In the wake of an NTSB recommendation that urges the use of terrain awareness and warning systems (TAWS) in aeromedical helicopter operations, the technology appears to be getting a closer look from the rotorcraft community.
Controlled flight into terrain
Piper PA-31T1, Graham, Texas, Nov 12, 2001–The NTSB determined the probable cause was the pilot’s failure to discontinue the approach after encountering IMC, resulting in controlled flight into terrain. Contributing factors were the dark night condition, low ceilings and reduced visibility.
L-3 Avionics Systems, the former Goodrich subsidiary that produces the well known Stormscope and Skywatch lines of cockpit safety systems, last month introduced a new class-B terrain awareness and warning system (TAWS) that the company said will have a list price of $12,500.
New tools exist to prevent those accidents that most worry safety experts.
Honeywell last month announced that it has delivered more than 30,000 enhanced ground proximity warning systems (EGPWS), placing the safety gear in rarefied air among the top sellers of all time in stand-alone avionics units.
Test pilots from NASA and Gulfstream this summer are flying
a GV equipped with a synthetic-vision system (SVS) intended to improve pilot situational awareness and prevent CFIT accidents.
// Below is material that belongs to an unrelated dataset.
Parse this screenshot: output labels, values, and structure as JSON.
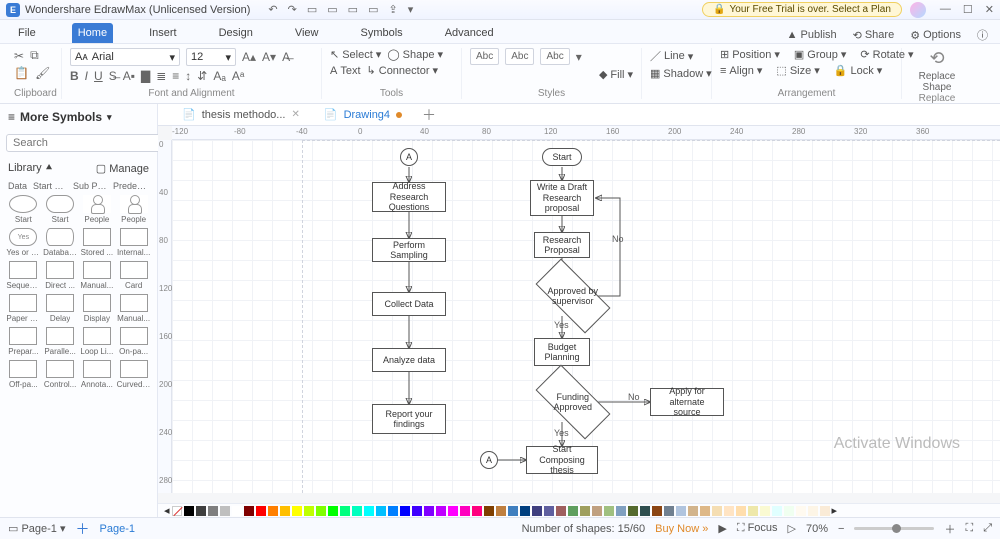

NASA is using the airplane to explore advanced vision and runway-incursion technologies that could one day be brought to civil aviation.
Sikorsky plans to make Enhanced Ground Proximity Warning Systems (EGPWS) standard equipment on all future production S-76s and S-92s. A Sikor-sky and Honeywell team originally developed EGPWS for helicopter applications using the S-76, and after FAA approval in 2001 it was listed as an option for the model.
Switzerland’s Federal Bureau of Air Accident Investigation, known as the BFU, identified pilot error as the cause of a Crossair Avro RJ100 accident on Nov. 24, 2001, near Bassersdorf, Switzerland, during an approach to Zurich Airport. However, investigators also pointed to external deficiencies at other levels.
Honeywell has been exploring synthetic-vision system (SVS) technology for the helicopter cockpit, but the display concept will bear little resemblance to the system the company unveiled last summer for fixed-wing applications.
On the morning of June 18, 1994, a Learjet 25D carrying 10 passengers and two pilots crashed less than a mile from the threshold of Runway 1R on approach to Dulles International Airport.